Album: Cold Devil (2017)
Favourite Tracks: “Big Bank Unchies” / “Flu Flamming” / “Neiman & Marcus Don’t Know You” / “Out the Slums”

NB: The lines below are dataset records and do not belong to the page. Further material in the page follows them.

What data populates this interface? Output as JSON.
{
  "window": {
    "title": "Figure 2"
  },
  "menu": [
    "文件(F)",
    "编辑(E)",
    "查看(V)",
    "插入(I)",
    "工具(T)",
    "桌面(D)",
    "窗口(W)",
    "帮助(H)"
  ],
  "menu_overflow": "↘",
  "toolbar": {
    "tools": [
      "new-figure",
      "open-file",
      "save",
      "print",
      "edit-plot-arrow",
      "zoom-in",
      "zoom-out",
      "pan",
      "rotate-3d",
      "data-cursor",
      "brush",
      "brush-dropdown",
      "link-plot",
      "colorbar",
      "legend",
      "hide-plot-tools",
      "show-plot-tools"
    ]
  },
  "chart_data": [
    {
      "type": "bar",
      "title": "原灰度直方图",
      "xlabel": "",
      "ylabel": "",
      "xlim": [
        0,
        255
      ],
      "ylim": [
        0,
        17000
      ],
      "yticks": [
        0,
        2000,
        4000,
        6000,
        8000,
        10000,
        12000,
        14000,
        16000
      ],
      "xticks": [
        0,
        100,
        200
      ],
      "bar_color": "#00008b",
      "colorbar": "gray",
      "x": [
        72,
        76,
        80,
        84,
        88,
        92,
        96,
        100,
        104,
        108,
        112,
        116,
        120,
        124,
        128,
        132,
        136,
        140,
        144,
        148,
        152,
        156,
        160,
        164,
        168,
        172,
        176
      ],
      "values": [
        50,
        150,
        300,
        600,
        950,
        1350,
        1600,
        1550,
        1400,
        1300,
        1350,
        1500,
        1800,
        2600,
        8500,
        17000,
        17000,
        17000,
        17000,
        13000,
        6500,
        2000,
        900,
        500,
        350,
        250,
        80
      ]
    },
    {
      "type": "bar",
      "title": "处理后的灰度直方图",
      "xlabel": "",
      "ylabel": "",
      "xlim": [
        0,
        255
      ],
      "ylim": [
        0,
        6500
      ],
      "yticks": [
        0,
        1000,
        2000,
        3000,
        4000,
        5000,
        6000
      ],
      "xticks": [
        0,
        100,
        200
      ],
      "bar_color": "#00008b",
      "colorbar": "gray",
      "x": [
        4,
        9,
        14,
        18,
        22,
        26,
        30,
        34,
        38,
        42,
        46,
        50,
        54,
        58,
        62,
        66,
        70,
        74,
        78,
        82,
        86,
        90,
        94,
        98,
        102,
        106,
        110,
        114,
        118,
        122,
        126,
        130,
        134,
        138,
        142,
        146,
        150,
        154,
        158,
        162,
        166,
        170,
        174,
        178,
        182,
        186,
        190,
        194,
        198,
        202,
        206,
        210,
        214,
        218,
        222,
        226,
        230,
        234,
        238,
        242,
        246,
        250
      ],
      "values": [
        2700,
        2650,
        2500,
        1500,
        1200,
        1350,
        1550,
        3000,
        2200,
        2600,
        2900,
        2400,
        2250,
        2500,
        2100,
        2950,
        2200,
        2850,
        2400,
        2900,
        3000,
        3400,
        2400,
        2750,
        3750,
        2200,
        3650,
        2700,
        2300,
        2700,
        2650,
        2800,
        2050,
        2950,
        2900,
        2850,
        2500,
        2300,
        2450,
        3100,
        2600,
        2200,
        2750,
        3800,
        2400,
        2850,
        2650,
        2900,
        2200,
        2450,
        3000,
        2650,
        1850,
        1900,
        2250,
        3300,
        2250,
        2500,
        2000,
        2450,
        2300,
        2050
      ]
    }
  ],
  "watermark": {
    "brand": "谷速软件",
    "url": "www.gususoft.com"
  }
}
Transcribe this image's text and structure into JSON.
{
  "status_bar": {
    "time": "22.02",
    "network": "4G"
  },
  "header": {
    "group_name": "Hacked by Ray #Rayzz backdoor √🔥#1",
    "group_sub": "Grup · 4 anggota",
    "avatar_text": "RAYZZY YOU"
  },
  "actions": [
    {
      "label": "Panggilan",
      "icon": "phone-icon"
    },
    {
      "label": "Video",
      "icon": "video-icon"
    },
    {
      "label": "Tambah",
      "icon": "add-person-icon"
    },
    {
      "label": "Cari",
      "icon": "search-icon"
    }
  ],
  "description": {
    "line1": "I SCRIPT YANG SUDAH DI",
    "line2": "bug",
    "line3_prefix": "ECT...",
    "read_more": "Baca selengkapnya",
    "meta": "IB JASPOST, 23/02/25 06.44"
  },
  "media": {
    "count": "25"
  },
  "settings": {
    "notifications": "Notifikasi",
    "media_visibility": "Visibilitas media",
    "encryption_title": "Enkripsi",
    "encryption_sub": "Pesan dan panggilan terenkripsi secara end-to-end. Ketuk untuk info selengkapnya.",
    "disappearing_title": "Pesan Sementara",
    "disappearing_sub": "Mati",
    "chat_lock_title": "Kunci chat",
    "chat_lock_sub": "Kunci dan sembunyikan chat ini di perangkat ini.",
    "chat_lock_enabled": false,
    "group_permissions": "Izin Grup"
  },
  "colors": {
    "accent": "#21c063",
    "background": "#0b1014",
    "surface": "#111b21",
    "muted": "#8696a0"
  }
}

At the time of this writing Drakeo the Ruler is still in solitary confinement awaiting trial after already being acquitted of all murder and attempted murder charges. The district attorney has refiled charges of criminal gang conspiracy and shooting from a motor vehicle, charges that were dropped after a hung jury in his previous trial, and Drakeo now faces life in prison again. Jeff Weiss, founder of the best rap blog Passion of the Weiss, has covered this story extensively and deserves a Pulitzer, see his most extensive piece here. I say all that because it’s impossible to listen to this record, to hear Drakeo’s icy deadpan delivery, without thinking about a man separated from humanity, largely because of his lyrics and his association with a street rap crew. It’s impossible, for me and anyone with a brain, to hear the lyrics of a song like “Neiman & Marcus Don’t Know You” and realize that any crimes Drakeo may or may not have committed are ones of a petty nature, credit card scamming in order to flip items of high fashion for example, and not murder. Drakeo is a stylist in nature, rarely minimal, he paints scenes while riding the beat any which way he wants, slower, in time, faster. He’s mud walking in Christian Louboutins, easily recognized at Neiman & Marcus, stacking 100 dollar bills on his dashboard, rocking a gun made by FN Herstal as fashion, all while rapping in a flow entirely his own. Free Drakeo; free Ralfy.